Federico Casagrande guitars
Émile Parisien saxophone
Stéphane Edouard percussion
Jocelyn Mienniel flute
One of the most celebrated romances of the late silent era, Seventh Heaven, made in 1927 by the American director Frank Borzage, is set in Paris, in Montmartre. To compose the music for this film concert, the accordionist Vincent Peirani immersed himself in the atmosphere of pre-First World War Paris. The result is a superb ode to love.
To bring out all the lyricism of this masterpiece of silent cinema, Vincent Peirani explores with his accordion the most amazing, virtuosic paths, and he is joined by three exceptionally talented musicians: Federico Casagrande (guitars), Émile Parisien (soprano sax) and Stéphane Edouard (percussion). Showing wonderful energy and brilliant in its interaction with the pictures, the quartet brings out the grandiose style of this gem of a film.
The first Academy Awards ceremony, honouring the best films of 1927 and 1928, was held in 1929. Seventh Heaven won Frank Borzage the Oscar for Best Director. Often compared for its expressionist visual style to F.W. Murnau’s Sunrise (also 1927), it is Borzage’s most famous film. Bringing together, for the first time on the silver screen, Janet Gaynor (Diane) and Charles Farrell (Chico), one of the great romantic teams in movie history, Borzage transcends the melodrama and intermingles romance with history. Tinged with a magical realism and a celestial atmosphere, Seventh Heaven is one of the most beautiful cinematographic expressions of the miracle of love.
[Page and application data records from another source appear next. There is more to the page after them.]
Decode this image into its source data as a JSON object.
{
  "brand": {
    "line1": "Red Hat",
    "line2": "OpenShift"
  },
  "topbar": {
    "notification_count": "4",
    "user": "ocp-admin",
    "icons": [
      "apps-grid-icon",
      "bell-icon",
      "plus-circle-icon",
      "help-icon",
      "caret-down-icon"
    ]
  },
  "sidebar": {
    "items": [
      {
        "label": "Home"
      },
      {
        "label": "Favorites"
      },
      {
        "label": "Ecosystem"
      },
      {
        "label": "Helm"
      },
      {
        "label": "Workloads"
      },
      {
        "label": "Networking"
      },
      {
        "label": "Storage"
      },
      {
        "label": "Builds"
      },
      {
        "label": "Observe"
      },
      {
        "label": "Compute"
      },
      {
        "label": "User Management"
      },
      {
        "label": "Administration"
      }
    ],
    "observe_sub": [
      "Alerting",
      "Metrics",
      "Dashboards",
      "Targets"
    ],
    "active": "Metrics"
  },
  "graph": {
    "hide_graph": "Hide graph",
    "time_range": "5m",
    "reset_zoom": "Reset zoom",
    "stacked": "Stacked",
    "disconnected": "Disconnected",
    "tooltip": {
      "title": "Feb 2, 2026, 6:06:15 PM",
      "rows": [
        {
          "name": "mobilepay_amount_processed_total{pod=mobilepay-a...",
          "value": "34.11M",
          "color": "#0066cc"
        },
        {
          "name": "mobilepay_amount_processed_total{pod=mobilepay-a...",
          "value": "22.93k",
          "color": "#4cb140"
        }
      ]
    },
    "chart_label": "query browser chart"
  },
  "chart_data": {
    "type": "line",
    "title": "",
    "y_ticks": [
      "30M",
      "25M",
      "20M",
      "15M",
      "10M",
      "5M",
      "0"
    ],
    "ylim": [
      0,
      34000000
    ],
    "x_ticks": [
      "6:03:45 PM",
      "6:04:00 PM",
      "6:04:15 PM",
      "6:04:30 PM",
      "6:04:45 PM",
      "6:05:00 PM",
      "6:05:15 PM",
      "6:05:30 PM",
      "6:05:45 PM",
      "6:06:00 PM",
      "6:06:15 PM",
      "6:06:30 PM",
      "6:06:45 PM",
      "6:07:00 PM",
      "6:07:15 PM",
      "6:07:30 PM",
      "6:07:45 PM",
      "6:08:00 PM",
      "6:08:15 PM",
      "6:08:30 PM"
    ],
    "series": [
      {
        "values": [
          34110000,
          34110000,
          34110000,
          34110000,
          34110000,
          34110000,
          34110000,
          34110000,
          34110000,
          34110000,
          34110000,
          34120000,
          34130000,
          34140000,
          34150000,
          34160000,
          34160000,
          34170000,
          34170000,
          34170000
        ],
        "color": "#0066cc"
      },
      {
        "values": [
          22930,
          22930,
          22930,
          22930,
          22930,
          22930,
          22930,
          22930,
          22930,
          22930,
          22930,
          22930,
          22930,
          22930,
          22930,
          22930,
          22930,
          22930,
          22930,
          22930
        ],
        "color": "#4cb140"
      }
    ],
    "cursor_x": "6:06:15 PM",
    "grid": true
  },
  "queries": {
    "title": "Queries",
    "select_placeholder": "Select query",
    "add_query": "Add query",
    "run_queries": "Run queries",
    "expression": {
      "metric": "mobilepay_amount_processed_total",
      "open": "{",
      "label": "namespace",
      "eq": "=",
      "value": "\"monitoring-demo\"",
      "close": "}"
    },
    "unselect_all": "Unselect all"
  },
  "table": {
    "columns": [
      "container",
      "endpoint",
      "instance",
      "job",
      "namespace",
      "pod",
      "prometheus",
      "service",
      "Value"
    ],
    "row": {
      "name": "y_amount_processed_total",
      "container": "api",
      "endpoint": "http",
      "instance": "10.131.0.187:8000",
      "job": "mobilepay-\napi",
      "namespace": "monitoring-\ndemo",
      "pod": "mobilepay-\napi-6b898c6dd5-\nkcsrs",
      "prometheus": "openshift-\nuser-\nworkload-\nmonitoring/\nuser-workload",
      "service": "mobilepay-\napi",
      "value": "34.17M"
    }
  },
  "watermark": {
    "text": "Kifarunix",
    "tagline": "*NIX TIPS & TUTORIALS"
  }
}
The scene is set in Paris in 1914. Chico, a city sewer worker who dreams of being promoted to sweeping streets, meets Diane, a young woman who is ill treated by a bullying sister. Later he saves her from being arrested by claiming that she is his wife. He takes her home to his garret “near the stars”, on the seventh floor (hence the title of the film). Their bliss is shattered when Chico is called up to fight in the First World War…